• **What you are asked to do**: Nothing but the lines from the one containing "Give me the" through the final line of the data should be repeated, and each must be exact.

• **Data section**:

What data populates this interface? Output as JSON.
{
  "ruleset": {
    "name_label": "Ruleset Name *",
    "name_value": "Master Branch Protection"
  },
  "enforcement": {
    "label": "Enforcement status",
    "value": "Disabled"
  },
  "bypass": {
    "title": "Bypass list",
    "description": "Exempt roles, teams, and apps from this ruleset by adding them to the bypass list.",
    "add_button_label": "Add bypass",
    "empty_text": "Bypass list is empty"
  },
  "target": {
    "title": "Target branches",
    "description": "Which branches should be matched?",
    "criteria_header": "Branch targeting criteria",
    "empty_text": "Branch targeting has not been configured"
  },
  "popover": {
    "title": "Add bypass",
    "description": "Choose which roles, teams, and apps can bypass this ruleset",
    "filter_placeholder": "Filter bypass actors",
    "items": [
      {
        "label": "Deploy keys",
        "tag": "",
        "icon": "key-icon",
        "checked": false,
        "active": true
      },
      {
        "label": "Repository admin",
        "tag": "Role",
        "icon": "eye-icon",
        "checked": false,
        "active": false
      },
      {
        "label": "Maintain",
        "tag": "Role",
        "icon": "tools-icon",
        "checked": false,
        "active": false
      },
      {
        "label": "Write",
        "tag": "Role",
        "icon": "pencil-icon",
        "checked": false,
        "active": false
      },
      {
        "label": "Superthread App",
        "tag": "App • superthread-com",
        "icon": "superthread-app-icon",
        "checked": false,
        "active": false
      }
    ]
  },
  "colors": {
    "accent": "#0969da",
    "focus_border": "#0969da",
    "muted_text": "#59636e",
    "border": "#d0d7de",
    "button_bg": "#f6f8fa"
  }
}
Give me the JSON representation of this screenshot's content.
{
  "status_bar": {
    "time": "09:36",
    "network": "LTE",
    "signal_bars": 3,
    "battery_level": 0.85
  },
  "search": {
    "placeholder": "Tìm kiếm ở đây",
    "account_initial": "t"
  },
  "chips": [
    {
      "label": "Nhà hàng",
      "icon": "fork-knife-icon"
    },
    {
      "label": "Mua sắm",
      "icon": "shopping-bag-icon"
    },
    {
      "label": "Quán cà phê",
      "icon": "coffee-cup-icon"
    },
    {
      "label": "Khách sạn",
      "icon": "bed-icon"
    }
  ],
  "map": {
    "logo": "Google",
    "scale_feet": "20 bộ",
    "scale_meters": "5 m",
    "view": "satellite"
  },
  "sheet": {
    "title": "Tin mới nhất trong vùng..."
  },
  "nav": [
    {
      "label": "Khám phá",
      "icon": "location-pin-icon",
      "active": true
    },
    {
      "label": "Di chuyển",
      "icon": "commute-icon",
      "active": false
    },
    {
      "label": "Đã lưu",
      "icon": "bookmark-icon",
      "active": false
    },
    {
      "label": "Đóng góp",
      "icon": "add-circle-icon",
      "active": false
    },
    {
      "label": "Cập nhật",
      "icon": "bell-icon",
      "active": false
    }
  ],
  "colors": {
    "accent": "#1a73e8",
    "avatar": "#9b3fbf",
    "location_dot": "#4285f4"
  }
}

• **Task result**:
Give me the JSON representation of this screenshot's content.
{
  "status_bar": {
    "time": "09:36",
    "network": "LTE",
    "signal_bars": 3,
    "battery_level": 0.85
  },
  "search": {
    "placeholder": "Tìm kiếm ở đây",
    "account_initial": "t"
  },
  "chips": [
    {
      "label": "Nhà hàng",
      "icon": "fork-knife-icon"
    },
    {
      "label": "Mua sắm",
      "icon": "shopping-bag-icon"
    },
    {
      "label": "Quán cà phê",
      "icon": "coffee-cup-icon"
    },
    {
      "label": "Khách sạn",
      "icon": "bed-icon"
    }
  ],
  "map": {
    "logo": "Google",
    "scale_feet": "20 bộ",
    "scale_meters": "5 m",
    "view": "satellite"
  },
  "sheet": {
    "title": "Tin mới nhất trong vùng..."
  },
  "nav": [
    {
      "label": "Khám phá",
      "icon": "location-pin-icon",
      "active": true
    },
    {
      "label": "Di chuyển",
      "icon": "commute-icon",
      "active": false
    },
    {
      "label": "Đã lưu",
      "icon": "bookmark-icon",
      "active": false
    },
    {
      "label": "Đóng góp",
      "icon": "add-circle-icon",
      "active": false
    },
    {
      "label": "Cập nhật",
      "icon": "bell-icon",
      "active": false
    }
  ],
  "colors": {
    "accent": "#1a73e8",
    "avatar": "#9b3fbf",
    "location_dot": "#4285f4"
  }
}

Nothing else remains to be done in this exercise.